20. I am come the first . . . of all the house of Joseph--that is, before all the rest of Israel (Ps 77:15 80:1 81:5 Zec 10:6). 24-30. Mephibosheth . . . came down to meet the king--The reception given to Mephibosheth was less creditable to David. The sincerity of that prince's grief for the misfortunes of the king cannot be doubted. He had neither dressed his feet--not taken the bath, nor trimmed his beard--The Hebrews cut off the hair on the upper lip (see on Le 13:45), and cheeks, but carefully cherished it on the chin from ear to ear. Besides dyeing it black or red colors, which, however, is the exception, and not the rule in the East, there are various modes of trimming it: they train it into a massy bushy form, swelling and round; or they terminate it like a pyramid, in a sharp point. Whatever the mode, it is always trimmed with the greatest care; and they usually carry a small comb for the purpose. The neglect of this attention to his beard was an undoubted proof of the depth of Mephibosheth's grief. The king seems to have received him upbraidingly, and not to have been altogether sure either of his guilt or innocence. It is impossible to commend the cavalier treatment, any more than to approve the partial award, of David in this case. If he were too hurried and distracted by the pressure of circumstances to inquire fully into the matter, he should have postponed his decision; for if by "dividing the land" (2Sa 19:29) he meant that the former arrangement should be continued by which Mephibosheth was acknowledged the proprietor, and Ziba the farmer, it was a hardship inflicted on the owner to fix him with a tenant who had so grossly slandered him. But if by "dividing the land," they were now to share alike, the injustice of the decision was greatly increased. In any view, the generous, disinterested spirit displayed by Mephibosheth was worthy a son of the noble-hearted Jonathan. 31-40. Barzillai the Gileadite--The rank, great age, and chivalrous devotion of this Gileadite chief wins our respect. His declining to go to court, his recommendation of his son, his convoy across the Jordan, and his parting scene with the king, are interesting incidents.

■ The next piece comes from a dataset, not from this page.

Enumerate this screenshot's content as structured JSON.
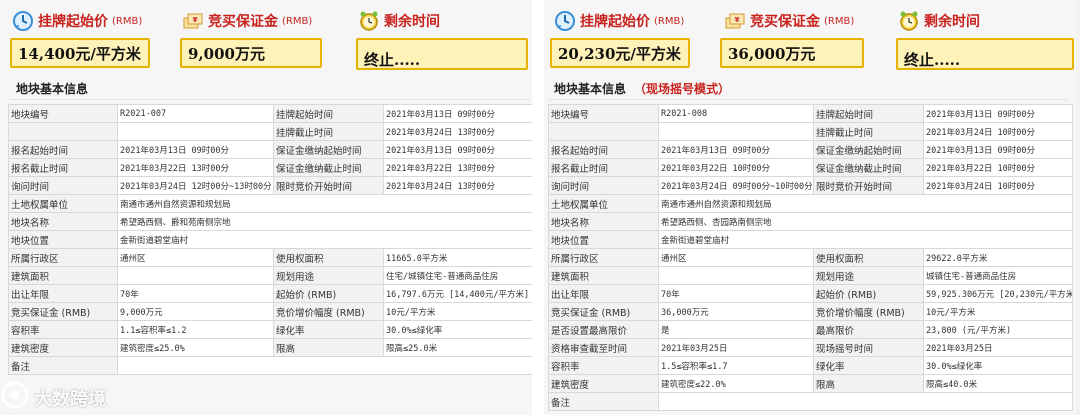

What mark of royal favor was bestowed on Chimham has not been recorded; but it is probable that David gave a great part of his personal patrimony in Beth-lehem to Chimham and his heirs in perpetuity (Jer 41:17). 35. the voice of singing men and singing women--Bands of professional musicians form a prominent appendage to the courts of Oriental princes. 37. buried by the grave of my father and of my mother--This is an instance of the strong affection of people in the East towards the places of sepulture appropriated to their families. 40-43. the king went on to Gilgal, . . . and all the people of Judah conducted the king, and also half the people of Israel--Whether from impatience to move on or from some other cause, David did not wait till all the tribes had arrived to conduct him on his return to the capital. The procession began as soon as Amasa had brought the Judahite escort, and the preference given to this tribe produced a bitter jealousy, which was nearly kindling a civil war fiercer than that which had just ended. A war of words ensued between the tribes--Israel resting their argument on their superior numbers; "they had ten parts in the king," whereas Judah had no more than one. Judah grounded their right to take the lead, on the ground of their nearer relationship to the king. This was a claim dangerous to the house of David; and it shows the seeds were already sown for that tribal dissension which, before long, led to the dismemberment of the kingdom.